Jakub was hit in his neck, a half centimeters away from his spinal cord and three millimeters from his neck artery. The list of his injuries is quite long: torn jugular vein and vertebral artery, the brachial plexus and ulnar nerve damaged, emphysema and internal bleeding, lung contusion, and five broken ribs. He lost over 2 liters of blood. When losing his consciousness, he saw his wife smile. “Then I thought I didn’t want to die, not yet,” he remembers.

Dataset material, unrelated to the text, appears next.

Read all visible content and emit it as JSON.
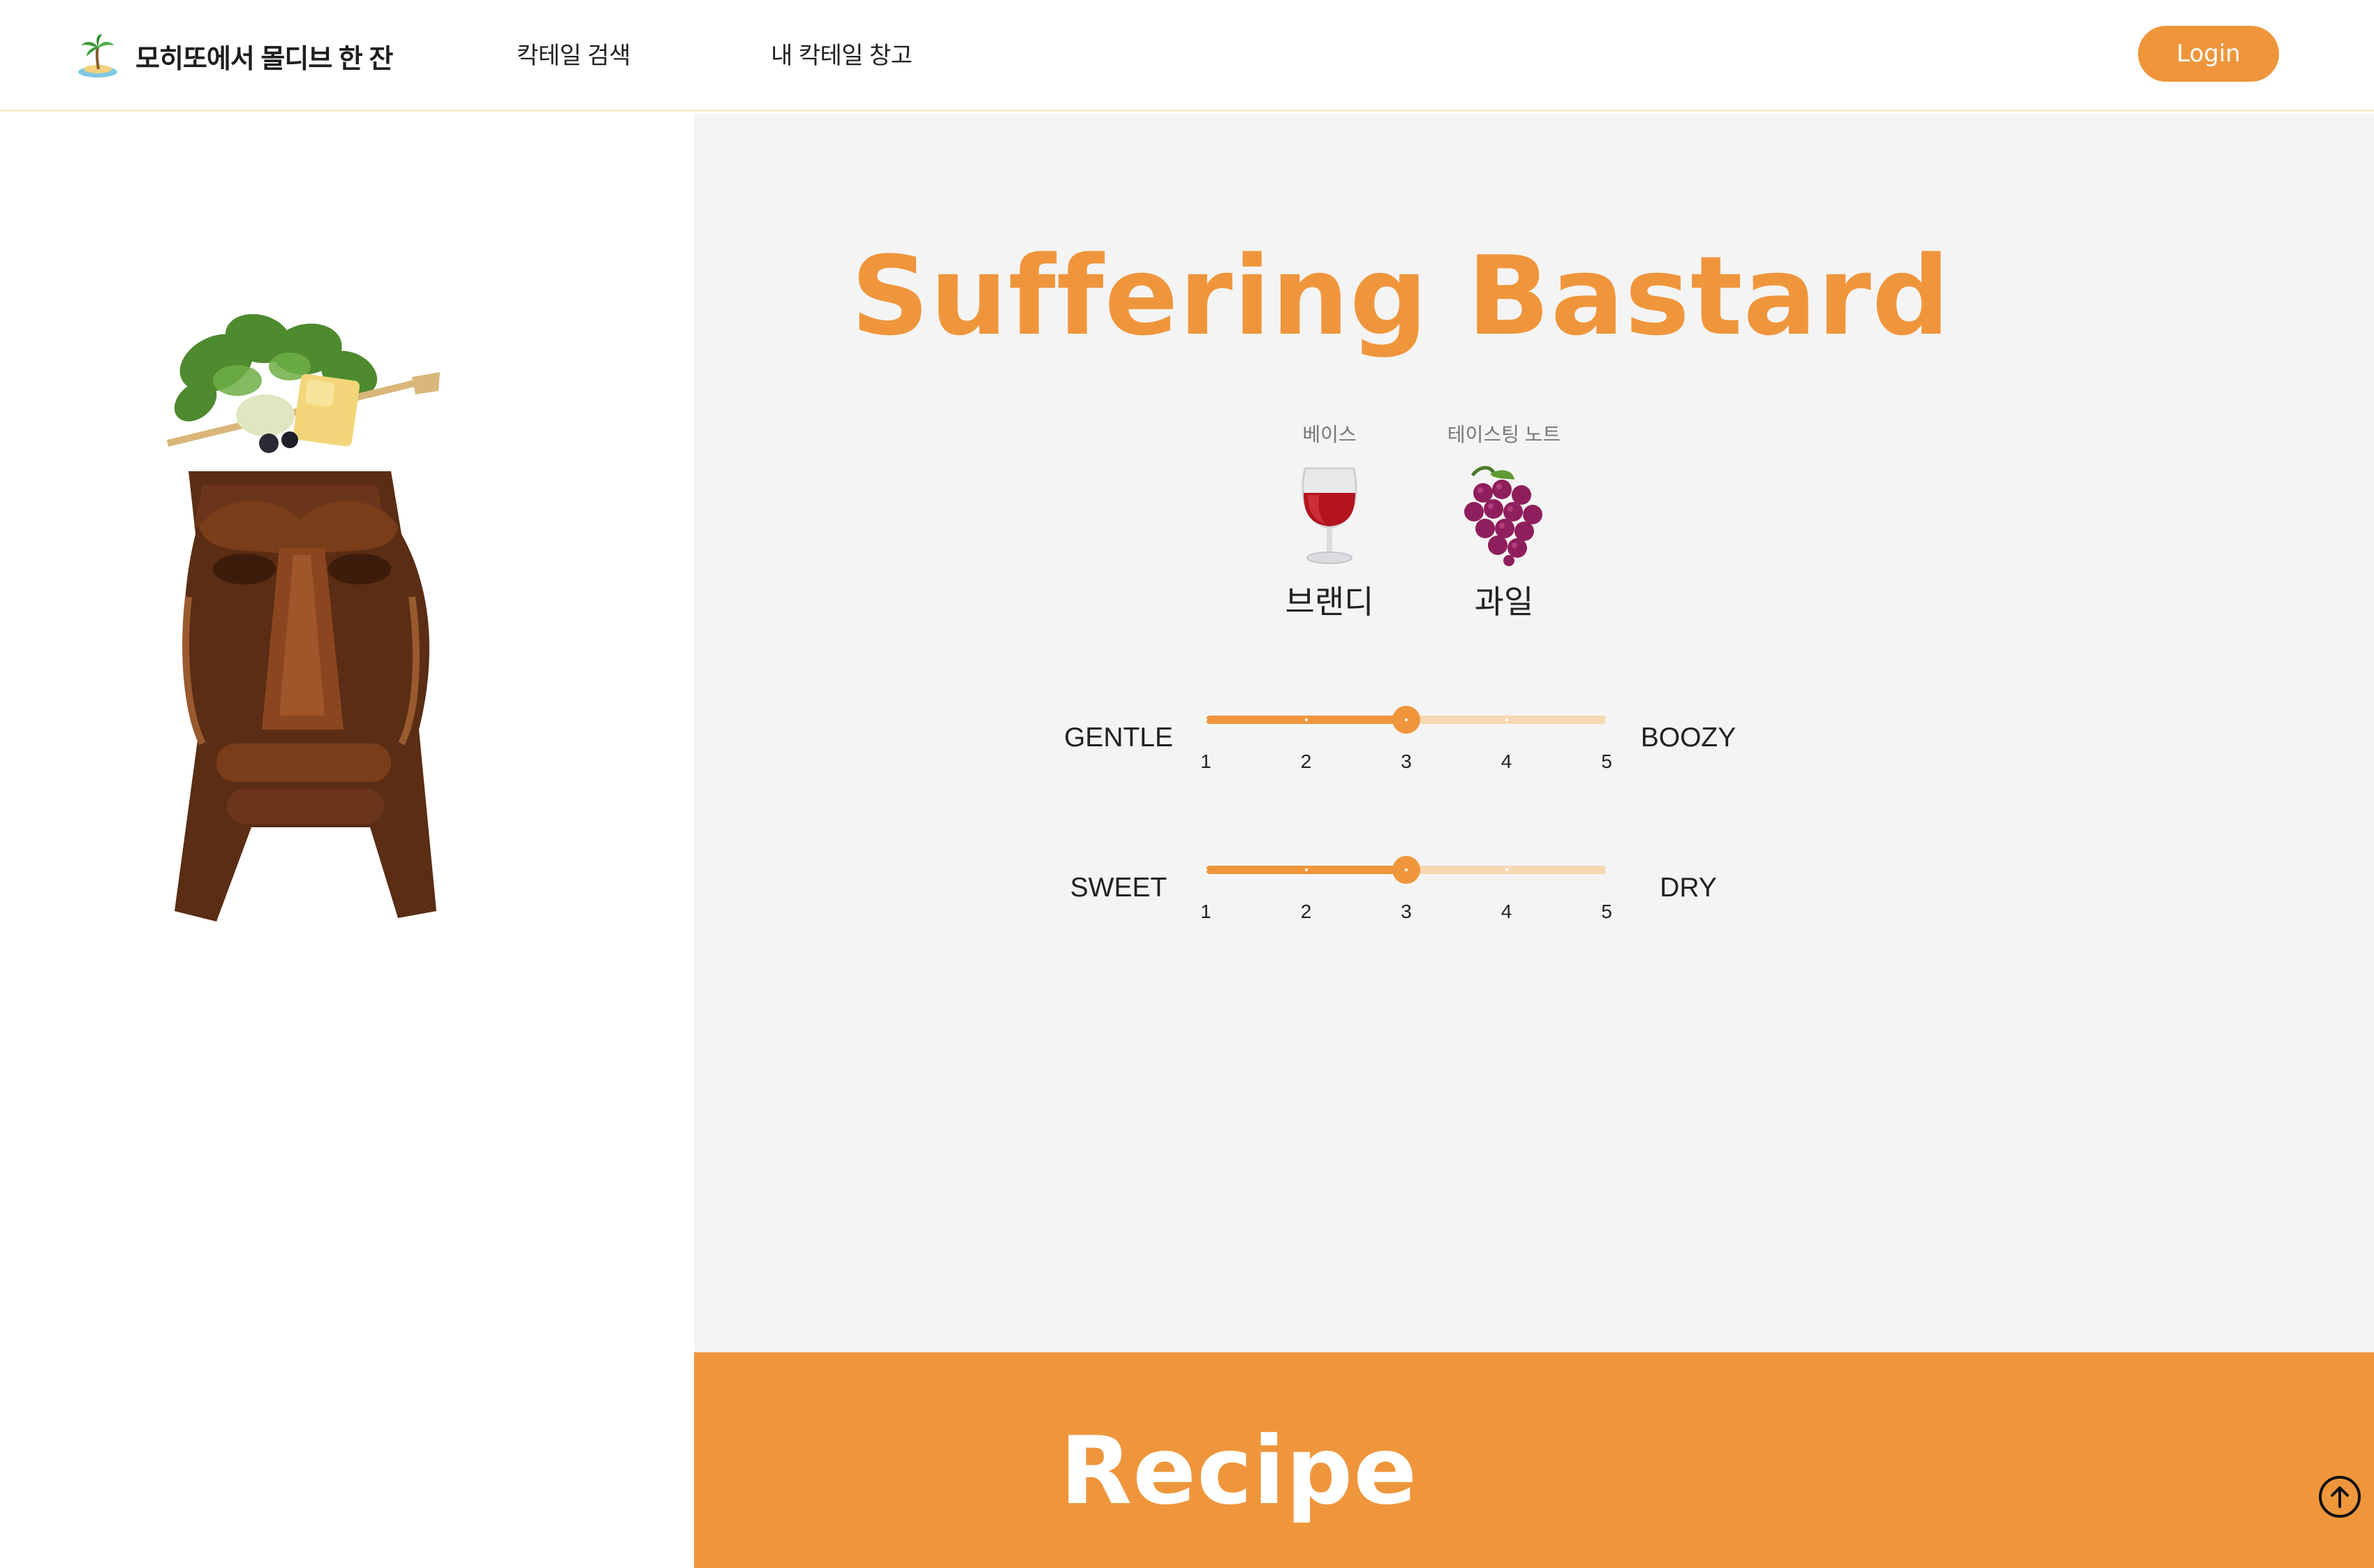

After two years of rehabilitation, he returned to his military unit. However, he feels the consequences of this accident today. He works as a staff NCO as a soldier “capable for military service, with limitations.” He cannot really reconcile to the fact that he works in the office.
When asked if he could go there again, he answers: “You never really come back from a mission. I know I couldn’t go there to fight, but I could go to work in the staff or in operational center,” he explains.
For the Invictus Games, he chose swimming and cycling, two toughest disciplines. “I sent my application several weeks after I had found out my father was terminally ill. As a young guy, he won many swimming competitions, and he believed I could, too. He had always supported me, and although he lost his last race, I would like to win at the Invictus Games for him,” Jakub says. “It’s my personal tribute to his memory.”
Health impairment: 45%
Missions: PMC Afghanistan 11th rotation
Discipline: swimming, indoor rowing, light athletics (running), road cycling
autor zdjęć: Michał Niwicz